#### TASK STATEMENT
Search term "extensions": please show all lines in the listing that contain it.

[Start of section]

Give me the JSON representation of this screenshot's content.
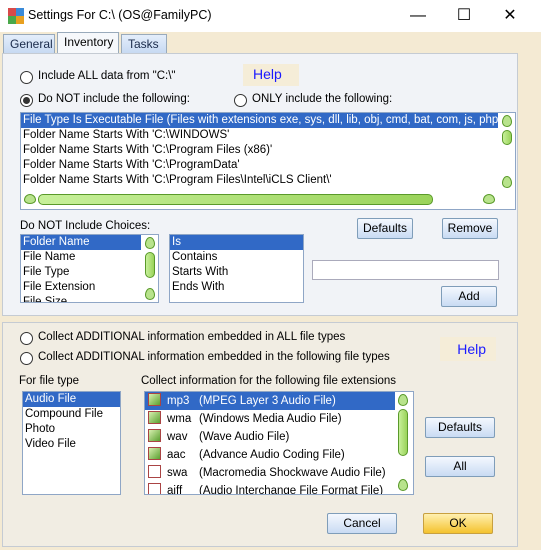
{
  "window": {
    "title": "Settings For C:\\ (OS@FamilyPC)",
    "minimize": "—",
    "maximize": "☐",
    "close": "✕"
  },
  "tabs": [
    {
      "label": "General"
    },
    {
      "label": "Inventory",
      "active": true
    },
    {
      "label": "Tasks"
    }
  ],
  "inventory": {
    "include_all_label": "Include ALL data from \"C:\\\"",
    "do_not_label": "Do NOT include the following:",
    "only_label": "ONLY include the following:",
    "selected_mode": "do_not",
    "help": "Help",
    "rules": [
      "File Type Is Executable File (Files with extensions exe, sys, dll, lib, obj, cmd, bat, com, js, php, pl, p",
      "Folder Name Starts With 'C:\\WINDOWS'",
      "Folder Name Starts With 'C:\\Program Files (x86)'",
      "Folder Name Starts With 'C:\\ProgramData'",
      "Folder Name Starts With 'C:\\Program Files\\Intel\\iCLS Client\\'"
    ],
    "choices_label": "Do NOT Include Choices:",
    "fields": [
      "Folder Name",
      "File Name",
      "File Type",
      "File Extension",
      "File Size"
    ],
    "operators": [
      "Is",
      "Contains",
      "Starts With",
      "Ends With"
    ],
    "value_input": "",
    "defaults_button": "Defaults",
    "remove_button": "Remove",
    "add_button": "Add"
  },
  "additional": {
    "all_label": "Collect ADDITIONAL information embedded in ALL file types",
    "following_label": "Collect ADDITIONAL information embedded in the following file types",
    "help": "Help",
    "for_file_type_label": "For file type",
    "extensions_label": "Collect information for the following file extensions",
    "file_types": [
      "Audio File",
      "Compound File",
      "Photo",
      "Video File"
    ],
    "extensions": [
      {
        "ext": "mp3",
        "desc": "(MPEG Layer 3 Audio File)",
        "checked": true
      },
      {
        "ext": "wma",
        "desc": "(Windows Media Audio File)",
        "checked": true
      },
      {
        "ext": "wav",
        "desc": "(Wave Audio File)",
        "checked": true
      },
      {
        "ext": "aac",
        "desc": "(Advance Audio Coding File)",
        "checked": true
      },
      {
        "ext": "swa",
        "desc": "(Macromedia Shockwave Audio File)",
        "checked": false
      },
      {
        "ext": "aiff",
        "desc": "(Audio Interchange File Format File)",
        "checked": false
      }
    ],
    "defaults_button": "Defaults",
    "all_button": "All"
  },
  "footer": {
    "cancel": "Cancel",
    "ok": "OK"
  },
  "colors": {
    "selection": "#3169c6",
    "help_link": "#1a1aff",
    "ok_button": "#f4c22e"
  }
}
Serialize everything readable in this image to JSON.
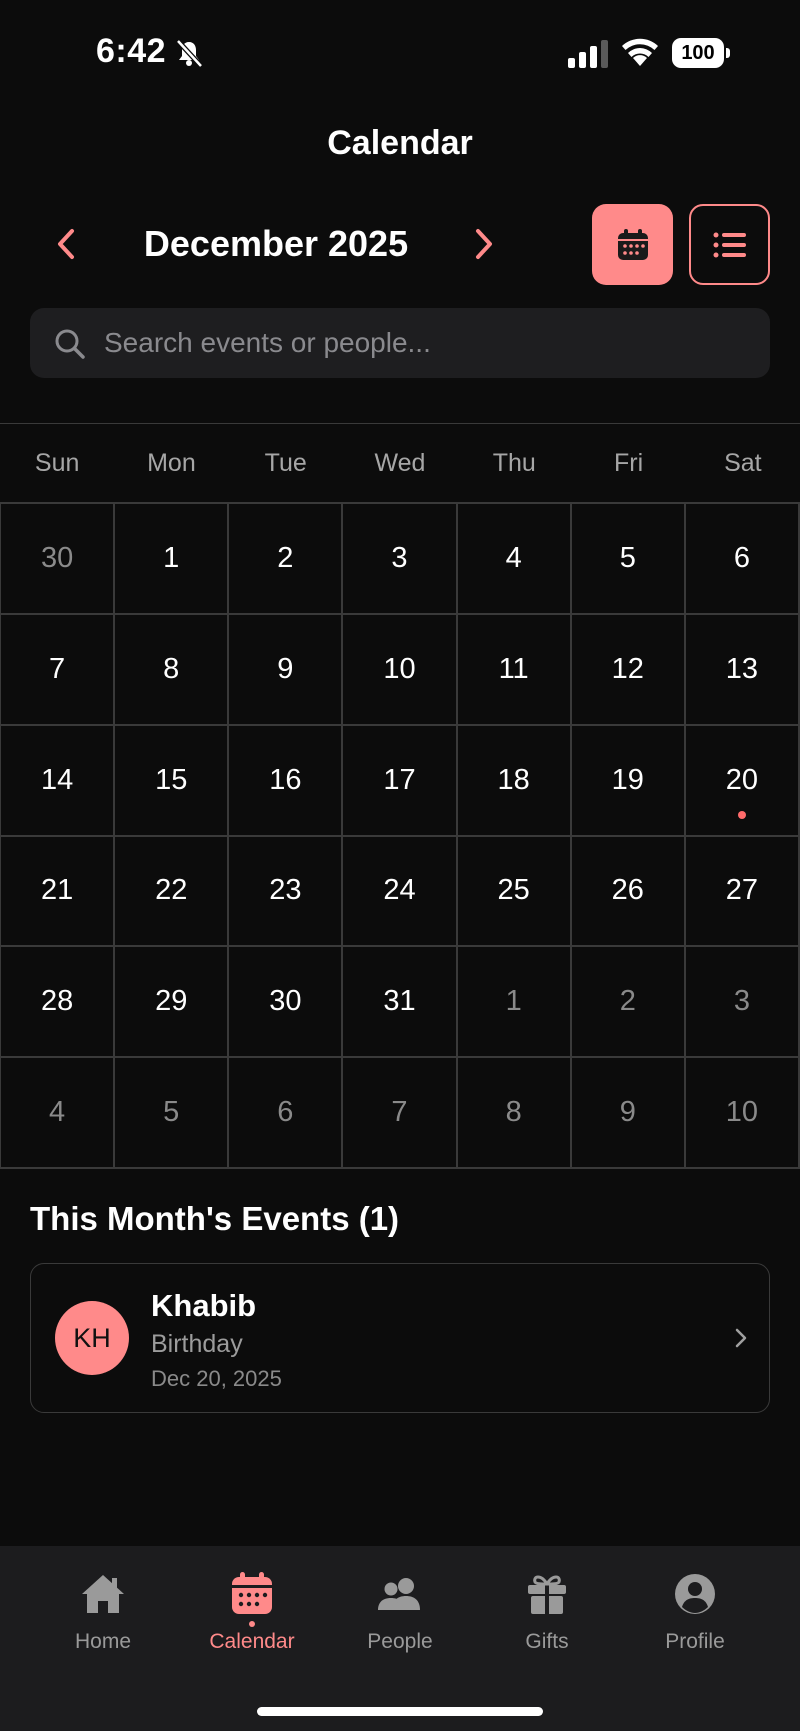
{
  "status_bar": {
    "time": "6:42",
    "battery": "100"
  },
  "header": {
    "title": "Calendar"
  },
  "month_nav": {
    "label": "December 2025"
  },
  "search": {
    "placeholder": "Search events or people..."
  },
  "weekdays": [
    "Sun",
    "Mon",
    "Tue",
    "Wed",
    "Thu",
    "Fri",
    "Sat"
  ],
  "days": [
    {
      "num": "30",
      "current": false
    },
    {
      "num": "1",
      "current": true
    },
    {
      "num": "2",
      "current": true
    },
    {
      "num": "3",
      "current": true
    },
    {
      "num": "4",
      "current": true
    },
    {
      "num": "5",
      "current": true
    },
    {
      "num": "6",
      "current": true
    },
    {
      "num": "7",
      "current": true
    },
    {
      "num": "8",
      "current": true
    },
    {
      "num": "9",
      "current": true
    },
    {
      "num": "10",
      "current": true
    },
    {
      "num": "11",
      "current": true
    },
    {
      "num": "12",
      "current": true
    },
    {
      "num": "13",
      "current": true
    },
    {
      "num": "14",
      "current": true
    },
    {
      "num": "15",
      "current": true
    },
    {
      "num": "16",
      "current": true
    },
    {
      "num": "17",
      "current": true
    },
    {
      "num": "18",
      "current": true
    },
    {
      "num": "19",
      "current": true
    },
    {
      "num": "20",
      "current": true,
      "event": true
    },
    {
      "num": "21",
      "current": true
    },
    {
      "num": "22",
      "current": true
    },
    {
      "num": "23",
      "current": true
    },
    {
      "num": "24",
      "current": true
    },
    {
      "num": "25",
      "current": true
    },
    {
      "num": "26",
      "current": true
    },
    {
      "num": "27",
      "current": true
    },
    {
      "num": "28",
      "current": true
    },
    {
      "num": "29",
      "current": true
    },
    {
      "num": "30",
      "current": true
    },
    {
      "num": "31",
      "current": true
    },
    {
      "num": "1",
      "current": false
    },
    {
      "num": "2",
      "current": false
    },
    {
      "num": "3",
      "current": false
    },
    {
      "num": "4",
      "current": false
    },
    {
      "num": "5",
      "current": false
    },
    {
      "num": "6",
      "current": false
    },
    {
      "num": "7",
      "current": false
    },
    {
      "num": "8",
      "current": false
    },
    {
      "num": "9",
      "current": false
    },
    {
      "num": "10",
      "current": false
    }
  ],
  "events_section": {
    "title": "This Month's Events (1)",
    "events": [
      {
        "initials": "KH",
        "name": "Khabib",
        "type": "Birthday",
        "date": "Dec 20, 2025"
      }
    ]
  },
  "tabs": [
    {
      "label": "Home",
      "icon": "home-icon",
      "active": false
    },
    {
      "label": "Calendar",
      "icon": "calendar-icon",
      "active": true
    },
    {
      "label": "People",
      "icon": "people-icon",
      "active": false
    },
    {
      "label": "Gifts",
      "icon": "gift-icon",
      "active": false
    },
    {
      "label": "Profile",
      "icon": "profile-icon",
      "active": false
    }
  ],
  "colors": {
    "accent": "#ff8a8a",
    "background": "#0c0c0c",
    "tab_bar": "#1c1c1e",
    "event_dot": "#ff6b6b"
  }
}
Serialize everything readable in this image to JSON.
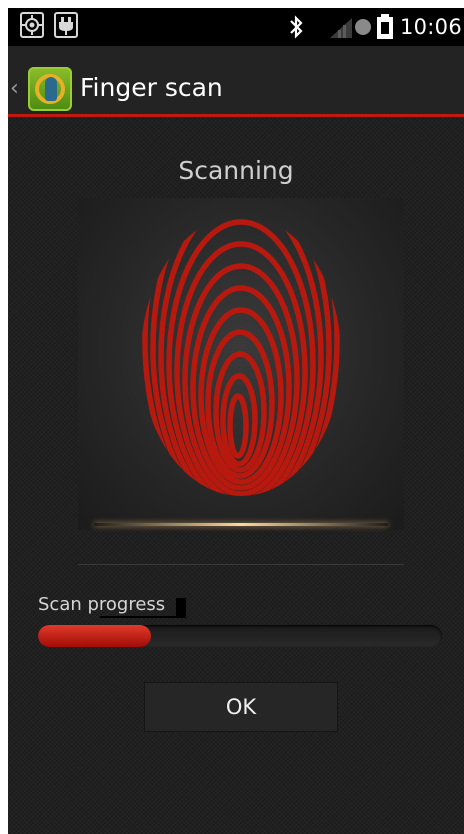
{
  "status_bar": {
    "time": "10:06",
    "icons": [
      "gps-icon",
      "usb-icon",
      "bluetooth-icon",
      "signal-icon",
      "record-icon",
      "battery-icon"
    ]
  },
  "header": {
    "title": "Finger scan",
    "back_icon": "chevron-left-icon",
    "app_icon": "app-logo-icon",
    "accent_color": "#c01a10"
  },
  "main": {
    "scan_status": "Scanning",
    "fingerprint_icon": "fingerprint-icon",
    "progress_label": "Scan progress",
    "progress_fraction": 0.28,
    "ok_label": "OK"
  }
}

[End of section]

#### ANSWER BOX
      "File Type Is Executable File (Files with extensions exe, sys, dll, lib, obj, cmd, bat, com, js, php, pl, p",
    "extensions_label": "Collect information for the following file extensions",
    "extensions": [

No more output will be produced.